Web page and app entries:
----

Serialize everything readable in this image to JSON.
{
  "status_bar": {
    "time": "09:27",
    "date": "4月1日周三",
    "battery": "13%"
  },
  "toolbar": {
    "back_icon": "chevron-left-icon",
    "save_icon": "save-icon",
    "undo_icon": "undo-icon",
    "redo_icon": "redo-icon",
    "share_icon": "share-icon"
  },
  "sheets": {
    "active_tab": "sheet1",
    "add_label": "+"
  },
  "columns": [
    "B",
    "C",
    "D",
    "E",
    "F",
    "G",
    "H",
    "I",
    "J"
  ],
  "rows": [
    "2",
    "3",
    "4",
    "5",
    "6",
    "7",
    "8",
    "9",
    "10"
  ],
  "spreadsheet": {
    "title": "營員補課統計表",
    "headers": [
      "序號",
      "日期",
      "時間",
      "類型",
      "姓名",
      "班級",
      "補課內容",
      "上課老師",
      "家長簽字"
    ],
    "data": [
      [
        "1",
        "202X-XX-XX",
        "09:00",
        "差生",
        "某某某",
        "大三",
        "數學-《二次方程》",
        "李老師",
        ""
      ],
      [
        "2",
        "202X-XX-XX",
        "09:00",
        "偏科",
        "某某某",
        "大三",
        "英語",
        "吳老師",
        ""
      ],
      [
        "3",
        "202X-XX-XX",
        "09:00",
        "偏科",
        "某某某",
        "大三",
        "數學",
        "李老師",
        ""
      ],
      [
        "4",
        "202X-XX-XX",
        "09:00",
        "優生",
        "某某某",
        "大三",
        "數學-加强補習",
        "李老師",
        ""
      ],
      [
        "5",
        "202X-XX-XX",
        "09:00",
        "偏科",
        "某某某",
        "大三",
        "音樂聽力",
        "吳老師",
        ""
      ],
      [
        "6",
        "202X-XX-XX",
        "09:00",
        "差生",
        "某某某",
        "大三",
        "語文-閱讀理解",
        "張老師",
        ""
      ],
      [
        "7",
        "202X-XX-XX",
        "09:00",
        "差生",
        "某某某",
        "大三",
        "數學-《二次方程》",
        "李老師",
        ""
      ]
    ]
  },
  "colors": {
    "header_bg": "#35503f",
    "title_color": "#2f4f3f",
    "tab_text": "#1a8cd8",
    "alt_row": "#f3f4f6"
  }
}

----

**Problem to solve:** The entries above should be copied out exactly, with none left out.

**Written answer:**
Serialize everything readable in this image to JSON.
{
  "status_bar": {
    "time": "09:27",
    "date": "4月1日周三",
    "battery": "13%"
  },
  "toolbar": {
    "back_icon": "chevron-left-icon",
    "save_icon": "save-icon",
    "undo_icon": "undo-icon",
    "redo_icon": "redo-icon",
    "share_icon": "share-icon"
  },
  "sheets": {
    "active_tab": "sheet1",
    "add_label": "+"
  },
  "columns": [
    "B",
    "C",
    "D",
    "E",
    "F",
    "G",
    "H",
    "I",
    "J"
  ],
  "rows": [
    "2",
    "3",
    "4",
    "5",
    "6",
    "7",
    "8",
    "9",
    "10"
  ],
  "spreadsheet": {
    "title": "營員補課統計表",
    "headers": [
      "序號",
      "日期",
      "時間",
      "類型",
      "姓名",
      "班級",
      "補課內容",
      "上課老師",
      "家長簽字"
    ],
    "data": [
      [
        "1",
        "202X-XX-XX",
        "09:00",
        "差生",
        "某某某",
        "大三",
        "數學-《二次方程》",
        "李老師",
        ""
      ],
      [
        "2",
        "202X-XX-XX",
        "09:00",
        "偏科",
        "某某某",
        "大三",
        "英語",
        "吳老師",
        ""
      ],
      [
        "3",
        "202X-XX-XX",
        "09:00",
        "偏科",
        "某某某",
        "大三",
        "數學",
        "李老師",
        ""
      ],
      [
        "4",
        "202X-XX-XX",
        "09:00",
        "優生",
        "某某某",
        "大三",
        "數學-加强補習",
        "李老師",
        ""
      ],
      [
        "5",
        "202X-XX-XX",
        "09:00",
        "偏科",
        "某某某",
        "大三",
        "音樂聽力",
        "吳老師",
        ""
      ],
      [
        "6",
        "202X-XX-XX",
        "09:00",
        "差生",
        "某某某",
        "大三",
        "語文-閱讀理解",
        "張老師",
        ""
      ],
      [
        "7",
        "202X-XX-XX",
        "09:00",
        "差生",
        "某某某",
        "大三",
        "數學-《二次方程》",
        "李老師",
        ""
      ]
    ]
  },
  "colors": {
    "header_bg": "#35503f",
    "title_color": "#2f4f3f",
    "tab_text": "#1a8cd8",
    "alt_row": "#f3f4f6"
  }
}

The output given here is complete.